This stretch of road, frequently referred to as Michigan’s Tunnel of Trees, is only about 22 miles from M-119 from Harbor Springs to Cross Village, but it is one of the best rides in the state and is often mentioned in top ten lists of the best rides in the US. Two lanes and turns are what this road is all about. The canopy of trees completely covers the road, making this a popular destination in the fall.
Traverse City Area
The Traverse City area, including M-22, M-37, and US 31, is loaded with unique shops, restaurants, wineries, and breweries, and a motorcycle is a perfect way to enjoy touring all Leelanau and Old Mission peninsulas have to offer. M-22 skirts the shore of Lake Michigan around Leelanau Peninsula and makes up part of the Lake Michigan Circle Tour, US 31 will take you from the lakeshore into Traverse City and beyond, and M-37 runs out to the end of Old Mission Peninsula. Northern Michigan provides the most diverse elevation in the state, which contributes to the region’s fantastic wine and fruit culture, and provides the backdrop for spectacular riding.

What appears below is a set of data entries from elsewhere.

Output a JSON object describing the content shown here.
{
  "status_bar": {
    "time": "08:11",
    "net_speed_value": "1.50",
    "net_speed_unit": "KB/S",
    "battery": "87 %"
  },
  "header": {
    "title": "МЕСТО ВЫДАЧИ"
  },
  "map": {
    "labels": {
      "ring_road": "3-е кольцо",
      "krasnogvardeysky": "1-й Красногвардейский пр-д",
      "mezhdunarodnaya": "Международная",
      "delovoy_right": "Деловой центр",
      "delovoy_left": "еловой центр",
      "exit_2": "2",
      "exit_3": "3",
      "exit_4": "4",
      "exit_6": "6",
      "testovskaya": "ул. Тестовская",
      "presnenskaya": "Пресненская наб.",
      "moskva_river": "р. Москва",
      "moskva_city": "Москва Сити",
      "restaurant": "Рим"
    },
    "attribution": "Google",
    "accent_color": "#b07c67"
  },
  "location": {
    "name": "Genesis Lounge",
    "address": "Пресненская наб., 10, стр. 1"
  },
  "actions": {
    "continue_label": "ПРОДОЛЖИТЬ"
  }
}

Pictured Rocks National Lakeshore
Now that the interior road through Pictured Rocks National Lakeshore is paved, County Road H-58 through the Lakeshore is a great way to make your way through the park. You can stop at all the park’s highlights — Miner’s Castle, Miner’s Falls, 12 Mile Beach, Au Sable Light Station, Sable Falls — on the way out, and just put it in 5th gear all the way back. Plenty of sweeping curves and a few hills provide interest without too much handling to take away from the enjoyment of the ride.
This run stretches along M-203 North out of Houghton to US 41, North to Copper Harbor, and back along M-26. Riding the ridge of the Keweenaw Peninsula affords numerous views of forest-lined rocky shores. With elevation changes of up to 500 feet, this small rocky outpost peninsula of Michigan is fun to explore. The city of Houghton is a surprising find on the far end of the UP. From here you can explore the Porcupine Mountains or go north to Copper Harbor. Stop at the Jampot in Eagle Harbor, The Gay Bar in Gay, any one of the nine lighthouses or ten waterfalls, and dozens of ghost towns along the way.
Every city has “that road” that gets you out of town, has lots of curves, or leads to your favorite diner, watering hole, or scenic destination. Exploring Michigan on two wheels just means getting there is more than half the fun. Where will you be riding this season?